The Committee’s inquiry considered the Scotland Bill proposal to devolve powers to limit the number of fixed odds betting terminals (FOBTs) allowed in new licensed betting premises. The Committee concluded that, given the high number of existing FOBTs in bookmakers, the Scotland Bill would not give the Scottish Parliament effective powers to tackle this issue.
Committee Convener, Kevin Stewart MSP
“Our Committee has been shocked by some of the evidence it has received about FOBT machines. We have heard how quickly and easily players can become addicted and lose hundreds, sometimes thousands, of pounds. The casino industry told us these machines are a form of hard gambling and unsuitable for the unsupervised environment of a bookmaker’s shop.
“We were given evidence about the clustering of bookmakers in some communities – for example, one parade of shops in Glasgow with three bookmakers each offering four FOBT machines – and local authorities have told us they feel powerless to do anything to restrict the number of bookmakers. Communities must be given the power to control this number. This is why we believe the planning rules have to be changed to give local authorities more control and the ability to address this clustering.
“The Scotland Bill proposals stem from a concern about the harmful effects of FOBTs but the Bill would not give the Scottish Parliament any real and effective powers to tackle these. The Bill simply does not go far enough.
“We believe that the maximum stake of £100 per game and ability to play 3 games per minute mean FOBTs are a form of hard gambling and must, therefore, be banned from the high street.”
The Committee also concluded that the Scotland Bill proposals would lead to an ‘un-even playing field’ and regulatory confusion between bookmakers licensed under the existing arrangements and those licensed after the Scotland Bill had come into effect.
In addition, the Committee argued the UK and Scottish governments must commission independent research into the effects of playing FOBTs and develop a policy to ensure play remains enjoyable and safe.

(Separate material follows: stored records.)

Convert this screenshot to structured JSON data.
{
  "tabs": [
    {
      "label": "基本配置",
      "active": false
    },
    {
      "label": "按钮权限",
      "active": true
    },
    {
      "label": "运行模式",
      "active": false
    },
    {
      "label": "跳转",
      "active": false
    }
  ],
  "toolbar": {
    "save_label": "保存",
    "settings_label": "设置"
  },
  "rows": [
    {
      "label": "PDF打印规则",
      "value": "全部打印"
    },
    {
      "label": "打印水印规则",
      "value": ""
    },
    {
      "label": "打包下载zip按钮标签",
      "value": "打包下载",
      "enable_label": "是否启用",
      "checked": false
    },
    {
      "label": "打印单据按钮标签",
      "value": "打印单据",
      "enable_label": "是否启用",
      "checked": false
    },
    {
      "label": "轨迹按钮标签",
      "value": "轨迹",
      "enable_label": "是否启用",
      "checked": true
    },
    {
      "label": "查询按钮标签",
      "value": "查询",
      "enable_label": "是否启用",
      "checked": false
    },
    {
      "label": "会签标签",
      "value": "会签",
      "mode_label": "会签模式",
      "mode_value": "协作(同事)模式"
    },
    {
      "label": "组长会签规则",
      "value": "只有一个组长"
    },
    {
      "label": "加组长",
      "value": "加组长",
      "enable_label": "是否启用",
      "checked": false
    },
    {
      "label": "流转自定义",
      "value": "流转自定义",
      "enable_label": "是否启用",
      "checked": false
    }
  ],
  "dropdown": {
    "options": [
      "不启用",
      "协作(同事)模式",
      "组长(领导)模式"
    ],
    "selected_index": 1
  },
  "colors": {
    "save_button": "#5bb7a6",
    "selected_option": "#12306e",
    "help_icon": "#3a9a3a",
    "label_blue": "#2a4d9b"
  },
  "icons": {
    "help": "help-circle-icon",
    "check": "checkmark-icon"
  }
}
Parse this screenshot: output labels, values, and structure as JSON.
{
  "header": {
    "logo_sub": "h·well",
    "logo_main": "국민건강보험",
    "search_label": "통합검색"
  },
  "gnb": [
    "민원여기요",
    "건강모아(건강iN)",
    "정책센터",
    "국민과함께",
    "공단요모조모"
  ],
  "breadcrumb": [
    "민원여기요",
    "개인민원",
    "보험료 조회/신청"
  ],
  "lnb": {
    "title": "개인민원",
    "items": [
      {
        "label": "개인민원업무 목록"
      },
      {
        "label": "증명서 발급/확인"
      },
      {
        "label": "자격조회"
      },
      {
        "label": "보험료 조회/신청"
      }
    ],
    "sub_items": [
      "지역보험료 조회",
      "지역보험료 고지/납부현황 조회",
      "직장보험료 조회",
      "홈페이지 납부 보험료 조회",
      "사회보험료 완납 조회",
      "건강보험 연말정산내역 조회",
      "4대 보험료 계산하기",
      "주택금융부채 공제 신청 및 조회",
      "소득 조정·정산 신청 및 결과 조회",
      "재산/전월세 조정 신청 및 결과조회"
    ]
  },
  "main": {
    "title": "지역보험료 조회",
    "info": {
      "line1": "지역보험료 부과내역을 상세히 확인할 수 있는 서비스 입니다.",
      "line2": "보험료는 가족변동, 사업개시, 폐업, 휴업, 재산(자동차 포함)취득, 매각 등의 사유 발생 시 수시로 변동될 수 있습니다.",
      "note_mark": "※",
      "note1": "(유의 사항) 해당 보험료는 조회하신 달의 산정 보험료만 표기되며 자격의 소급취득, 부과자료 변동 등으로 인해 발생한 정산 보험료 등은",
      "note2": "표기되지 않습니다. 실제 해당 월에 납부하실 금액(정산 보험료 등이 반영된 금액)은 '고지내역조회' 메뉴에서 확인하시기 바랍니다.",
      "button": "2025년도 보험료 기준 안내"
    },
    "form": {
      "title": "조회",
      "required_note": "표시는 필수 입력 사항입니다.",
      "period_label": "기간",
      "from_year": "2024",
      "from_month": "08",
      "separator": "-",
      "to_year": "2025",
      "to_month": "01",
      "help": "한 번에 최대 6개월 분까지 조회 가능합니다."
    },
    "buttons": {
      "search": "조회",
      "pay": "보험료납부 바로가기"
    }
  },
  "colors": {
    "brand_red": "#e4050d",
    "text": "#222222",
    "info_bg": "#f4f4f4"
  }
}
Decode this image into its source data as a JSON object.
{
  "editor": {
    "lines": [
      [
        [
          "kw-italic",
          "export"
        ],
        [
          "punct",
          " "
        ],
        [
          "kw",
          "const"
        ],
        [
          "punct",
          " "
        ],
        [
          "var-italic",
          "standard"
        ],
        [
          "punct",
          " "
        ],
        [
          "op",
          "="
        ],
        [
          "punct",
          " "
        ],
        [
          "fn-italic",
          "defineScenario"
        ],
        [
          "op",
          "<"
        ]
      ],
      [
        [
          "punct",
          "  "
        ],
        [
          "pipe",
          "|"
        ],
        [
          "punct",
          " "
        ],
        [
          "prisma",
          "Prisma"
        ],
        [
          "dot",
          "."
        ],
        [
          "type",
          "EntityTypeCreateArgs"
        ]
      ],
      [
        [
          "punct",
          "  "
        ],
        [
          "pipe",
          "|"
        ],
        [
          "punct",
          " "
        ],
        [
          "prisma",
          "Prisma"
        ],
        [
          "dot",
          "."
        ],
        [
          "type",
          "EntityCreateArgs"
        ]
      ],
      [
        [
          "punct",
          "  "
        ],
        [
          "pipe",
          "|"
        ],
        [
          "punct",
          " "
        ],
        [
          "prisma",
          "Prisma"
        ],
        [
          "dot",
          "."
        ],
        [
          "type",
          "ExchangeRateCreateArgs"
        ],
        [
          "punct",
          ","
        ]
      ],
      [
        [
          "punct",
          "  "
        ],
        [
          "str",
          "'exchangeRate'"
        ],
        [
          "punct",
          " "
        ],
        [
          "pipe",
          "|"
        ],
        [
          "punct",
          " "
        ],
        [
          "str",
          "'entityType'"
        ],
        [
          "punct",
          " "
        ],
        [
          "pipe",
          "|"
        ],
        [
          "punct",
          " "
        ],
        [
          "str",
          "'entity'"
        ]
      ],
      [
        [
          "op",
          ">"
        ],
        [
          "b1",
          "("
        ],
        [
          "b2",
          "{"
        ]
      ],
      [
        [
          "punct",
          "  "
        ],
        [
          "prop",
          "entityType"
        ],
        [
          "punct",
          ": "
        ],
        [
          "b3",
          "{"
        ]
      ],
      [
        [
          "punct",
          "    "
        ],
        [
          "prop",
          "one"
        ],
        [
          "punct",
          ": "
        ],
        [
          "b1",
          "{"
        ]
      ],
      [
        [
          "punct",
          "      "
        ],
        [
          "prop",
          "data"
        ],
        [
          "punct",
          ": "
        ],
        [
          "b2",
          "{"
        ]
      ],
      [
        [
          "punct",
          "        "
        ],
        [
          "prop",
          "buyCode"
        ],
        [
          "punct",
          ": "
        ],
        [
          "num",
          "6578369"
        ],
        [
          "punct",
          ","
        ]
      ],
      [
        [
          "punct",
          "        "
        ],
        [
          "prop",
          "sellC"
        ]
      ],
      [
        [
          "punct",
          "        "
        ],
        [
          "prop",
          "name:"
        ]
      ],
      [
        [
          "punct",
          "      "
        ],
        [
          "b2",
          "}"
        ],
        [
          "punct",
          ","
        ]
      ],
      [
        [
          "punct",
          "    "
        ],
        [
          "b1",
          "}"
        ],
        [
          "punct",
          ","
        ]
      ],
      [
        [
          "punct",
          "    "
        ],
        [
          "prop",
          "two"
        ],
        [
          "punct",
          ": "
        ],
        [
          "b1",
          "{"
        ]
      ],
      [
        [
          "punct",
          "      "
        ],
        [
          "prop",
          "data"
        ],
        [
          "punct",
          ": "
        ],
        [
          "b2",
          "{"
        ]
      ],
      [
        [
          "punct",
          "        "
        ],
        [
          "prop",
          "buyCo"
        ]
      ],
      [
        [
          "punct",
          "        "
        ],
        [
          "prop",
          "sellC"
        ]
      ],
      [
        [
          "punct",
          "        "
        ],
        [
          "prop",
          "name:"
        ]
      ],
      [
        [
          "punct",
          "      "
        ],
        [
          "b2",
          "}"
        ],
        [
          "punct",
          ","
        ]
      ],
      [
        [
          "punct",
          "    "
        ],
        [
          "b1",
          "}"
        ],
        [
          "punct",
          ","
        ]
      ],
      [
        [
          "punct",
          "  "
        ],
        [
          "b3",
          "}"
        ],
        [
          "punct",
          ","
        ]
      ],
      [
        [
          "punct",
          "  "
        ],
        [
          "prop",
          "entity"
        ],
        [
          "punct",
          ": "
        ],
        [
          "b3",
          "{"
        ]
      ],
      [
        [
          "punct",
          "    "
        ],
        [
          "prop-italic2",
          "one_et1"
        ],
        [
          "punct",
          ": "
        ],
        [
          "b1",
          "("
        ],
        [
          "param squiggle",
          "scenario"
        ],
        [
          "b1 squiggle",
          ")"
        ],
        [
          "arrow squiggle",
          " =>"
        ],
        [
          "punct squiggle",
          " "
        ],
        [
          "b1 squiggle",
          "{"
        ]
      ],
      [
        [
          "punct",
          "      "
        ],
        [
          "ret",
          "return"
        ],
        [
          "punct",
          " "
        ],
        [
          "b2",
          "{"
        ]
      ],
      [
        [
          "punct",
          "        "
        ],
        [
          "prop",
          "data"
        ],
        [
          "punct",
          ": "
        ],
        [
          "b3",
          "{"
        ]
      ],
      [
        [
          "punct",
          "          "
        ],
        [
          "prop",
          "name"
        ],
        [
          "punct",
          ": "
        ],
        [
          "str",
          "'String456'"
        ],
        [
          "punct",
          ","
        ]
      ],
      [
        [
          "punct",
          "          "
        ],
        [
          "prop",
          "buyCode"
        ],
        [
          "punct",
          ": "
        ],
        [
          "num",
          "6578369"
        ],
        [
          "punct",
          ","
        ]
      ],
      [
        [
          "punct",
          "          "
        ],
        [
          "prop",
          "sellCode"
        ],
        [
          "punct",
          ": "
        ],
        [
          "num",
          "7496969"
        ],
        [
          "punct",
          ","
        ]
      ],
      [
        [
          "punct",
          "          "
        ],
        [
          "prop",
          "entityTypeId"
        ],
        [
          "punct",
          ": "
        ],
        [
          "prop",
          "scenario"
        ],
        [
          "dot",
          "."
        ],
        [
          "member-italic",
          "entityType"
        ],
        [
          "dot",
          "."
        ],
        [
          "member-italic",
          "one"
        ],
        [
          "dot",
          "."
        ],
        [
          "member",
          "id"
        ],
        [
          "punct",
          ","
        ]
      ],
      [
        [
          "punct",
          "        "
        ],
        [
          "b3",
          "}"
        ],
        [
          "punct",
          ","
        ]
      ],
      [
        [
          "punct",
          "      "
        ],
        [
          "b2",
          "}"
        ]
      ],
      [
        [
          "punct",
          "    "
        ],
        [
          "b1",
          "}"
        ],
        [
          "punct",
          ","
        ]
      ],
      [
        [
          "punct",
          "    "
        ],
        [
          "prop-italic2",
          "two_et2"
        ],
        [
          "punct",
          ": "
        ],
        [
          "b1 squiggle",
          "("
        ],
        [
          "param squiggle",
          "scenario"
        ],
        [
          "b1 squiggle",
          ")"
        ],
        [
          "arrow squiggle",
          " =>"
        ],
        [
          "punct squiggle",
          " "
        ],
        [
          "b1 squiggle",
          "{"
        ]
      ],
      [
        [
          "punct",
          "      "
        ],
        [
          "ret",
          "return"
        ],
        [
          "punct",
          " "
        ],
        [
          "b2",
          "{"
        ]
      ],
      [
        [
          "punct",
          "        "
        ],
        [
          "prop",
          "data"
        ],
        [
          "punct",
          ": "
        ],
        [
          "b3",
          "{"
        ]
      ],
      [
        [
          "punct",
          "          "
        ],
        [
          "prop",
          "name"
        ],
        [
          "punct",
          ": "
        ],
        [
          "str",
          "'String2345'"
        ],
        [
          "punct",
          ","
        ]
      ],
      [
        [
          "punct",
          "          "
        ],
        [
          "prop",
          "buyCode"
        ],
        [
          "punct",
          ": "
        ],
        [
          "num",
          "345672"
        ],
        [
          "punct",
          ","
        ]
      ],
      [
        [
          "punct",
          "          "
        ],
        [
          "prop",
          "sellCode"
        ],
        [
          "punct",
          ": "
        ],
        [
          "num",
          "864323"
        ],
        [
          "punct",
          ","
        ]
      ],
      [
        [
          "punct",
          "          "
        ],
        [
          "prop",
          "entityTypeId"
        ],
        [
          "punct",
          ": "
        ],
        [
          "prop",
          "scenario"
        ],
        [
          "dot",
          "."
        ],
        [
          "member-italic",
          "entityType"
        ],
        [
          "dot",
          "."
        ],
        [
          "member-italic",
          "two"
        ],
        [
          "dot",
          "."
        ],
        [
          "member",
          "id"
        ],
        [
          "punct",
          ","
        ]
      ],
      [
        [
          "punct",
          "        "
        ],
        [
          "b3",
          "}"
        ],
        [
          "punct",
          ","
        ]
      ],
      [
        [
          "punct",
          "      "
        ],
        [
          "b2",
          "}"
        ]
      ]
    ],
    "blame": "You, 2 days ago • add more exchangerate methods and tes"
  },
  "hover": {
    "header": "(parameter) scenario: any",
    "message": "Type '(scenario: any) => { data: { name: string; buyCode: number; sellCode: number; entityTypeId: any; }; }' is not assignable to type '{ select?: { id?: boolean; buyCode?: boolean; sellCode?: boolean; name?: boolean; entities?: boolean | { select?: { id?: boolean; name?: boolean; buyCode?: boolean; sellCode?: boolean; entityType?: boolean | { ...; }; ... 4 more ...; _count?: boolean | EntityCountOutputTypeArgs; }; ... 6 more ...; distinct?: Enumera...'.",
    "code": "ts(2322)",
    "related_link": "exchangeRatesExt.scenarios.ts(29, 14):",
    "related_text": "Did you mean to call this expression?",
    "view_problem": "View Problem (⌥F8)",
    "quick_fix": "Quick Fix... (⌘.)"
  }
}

Failing the devolution of effective powers, the Committee recommended that local authorities’ powers to inspect and review betting premises licences be strengthened. The Committee also recommended that planning rules be changed to give local authorities more control over the number of bookmakers in local areas.
Fixed odds betting terminals, commonly referred to as FOBTs, were introduced in 2001 into licensed betting premises. FOBTs are gaming machines that allow players to bet on the outcome of various games and events with fixed odds returns. The most commonly played game is roulette, but other games include bingo, simulated horse and greyhound racing and a range of slot machine games. During its inquiry, the Committee heard evidence that these machines are sometimes referred to as the ‘crack cocaine’ of gambling.
Up to four FOBTs can be made available under a betting premises licence. During the inquiry, the Committee heard evidence that suggested there are around 839 FOBT machines in licensed betting premises in Glasgow, 421 in Edinburgh, 320 in North Lanarkshire and 316 in South Lanarkshire. FOBTs can also be made available in casinos and there are 10 FOBT machines in the 14 casinos in Scotland.
As part of its consideration the Committee launched a short survey to gauge wider public opinion on FOBTs. A summary of the summary responses can be found here:
Summary of Fixed odds betting terminals
As part of its inquiry, the Committee has already written to the Chair of the Review of the Scottish Planning System expressing concern that local authorities are powerless to prevent betting shops opening new premises. A copy of that letter can be found here:
Letter to the Chair of the Review of the Scottish Planning System